Line count for "Dishes": give the number of lines in the records below that hold it, and nothing else.

Stored data entries:
———
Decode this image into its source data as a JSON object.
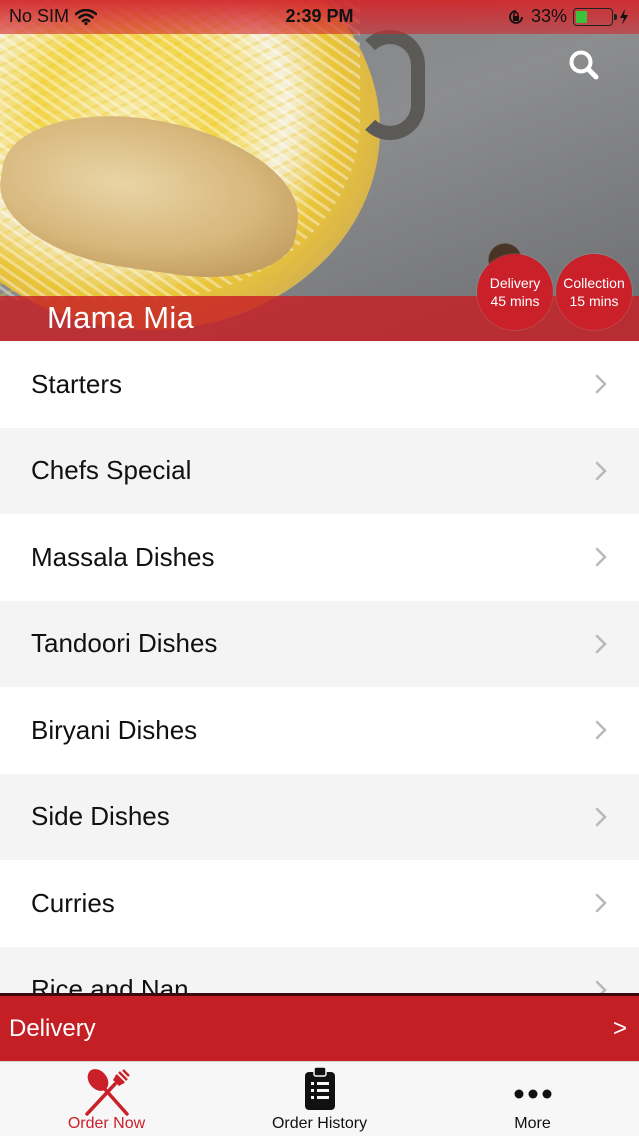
{
  "status_bar": {
    "carrier": "No SIM",
    "time": "2:39 PM",
    "battery": "33%",
    "battery_level": 0.33,
    "battery_color": "#3cc13b"
  },
  "hero": {
    "restaurant_name": "Mama Mia",
    "delivery_label": "Delivery",
    "delivery_time": "45 mins",
    "collection_label": "Collection",
    "collection_time": "15 mins",
    "accent_color": "#c9202a"
  },
  "menu": {
    "categories": [
      "Starters",
      "Chefs Special",
      "Massala Dishes",
      "Tandoori Dishes",
      "Biryani Dishes",
      "Side Dishes",
      "Curries",
      "Rice and Nan"
    ]
  },
  "delivery_bar": {
    "label": "Delivery",
    "arrow": ">"
  },
  "tabs": [
    {
      "label": "Order Now",
      "icon": "fork-knife-icon",
      "active": true
    },
    {
      "label": "Order History",
      "icon": "clipboard-icon",
      "active": false
    },
    {
      "label": "More",
      "icon": "more-dots-icon",
      "active": false
    }
  ]
}
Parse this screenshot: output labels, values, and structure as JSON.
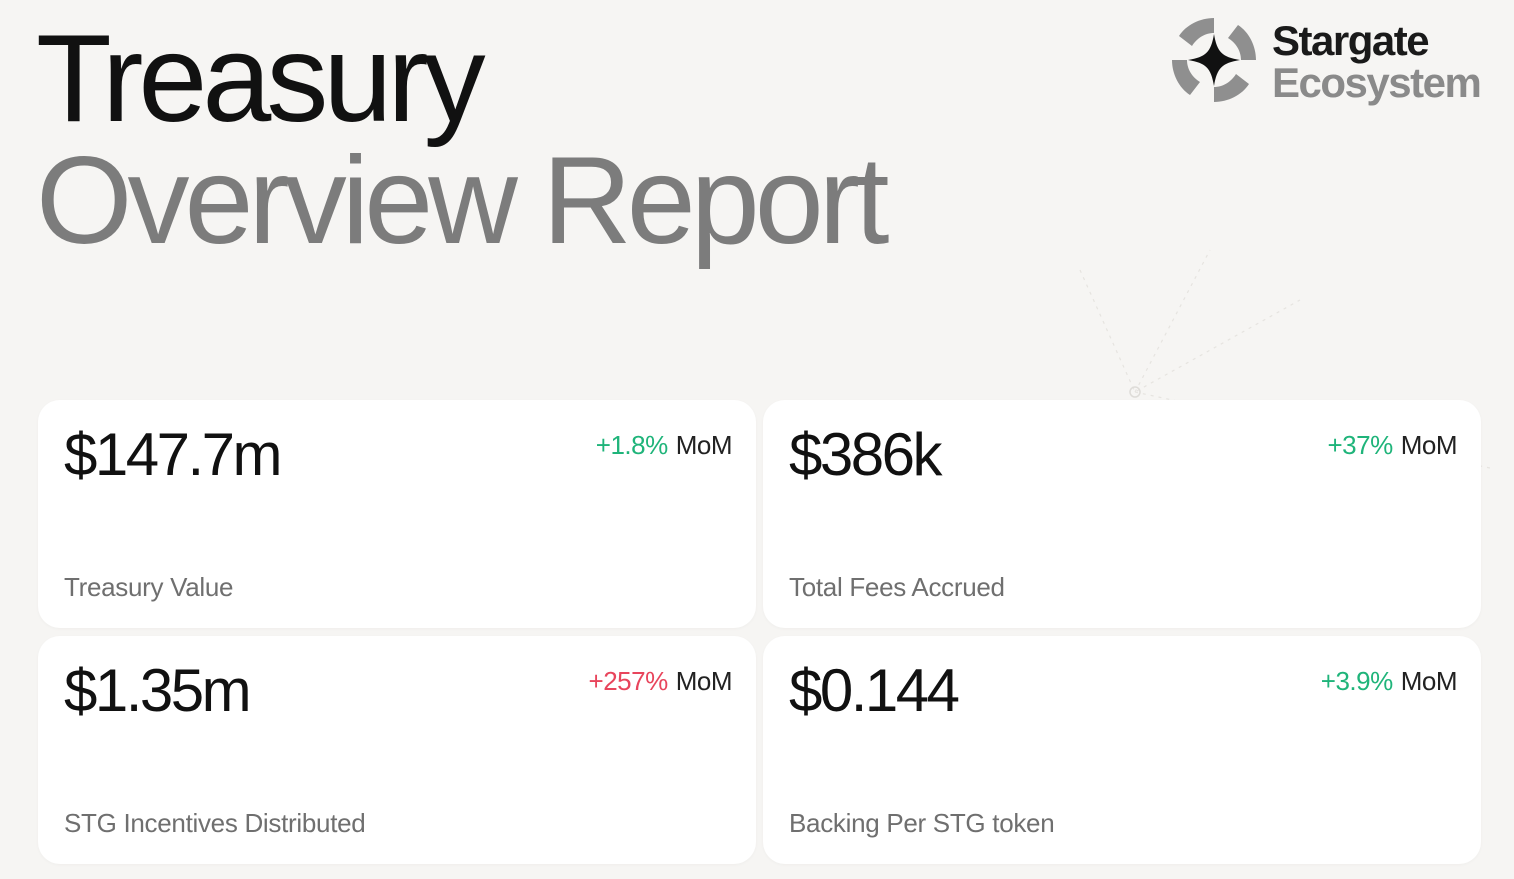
{
  "header": {
    "title_line1": "Treasury",
    "title_line2": "Overview Report"
  },
  "brand": {
    "logo_icon": "stargate-star-icon",
    "name_line1": "Stargate",
    "name_line2": "Ecosystem"
  },
  "colors": {
    "background": "#f6f5f3",
    "card": "#ffffff",
    "positive": "#1fb47a",
    "negative": "#e8455c",
    "title_dark": "#111111",
    "title_gray": "#7c7c7c"
  },
  "metrics": [
    {
      "value": "$147.7m",
      "change": "+1.8%",
      "change_unit": "MoM",
      "trend": "positive",
      "label": "Treasury Value"
    },
    {
      "value": "$386k",
      "change": "+37%",
      "change_unit": "MoM",
      "trend": "positive",
      "label": "Total Fees Accrued"
    },
    {
      "value": "$1.35m",
      "change": "+257%",
      "change_unit": "MoM",
      "trend": "negative",
      "label": "STG Incentives Distributed"
    },
    {
      "value": "$0.144",
      "change": "+3.9%",
      "change_unit": "MoM",
      "trend": "positive",
      "label": "Backing Per STG token"
    }
  ]
}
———
### The answer
4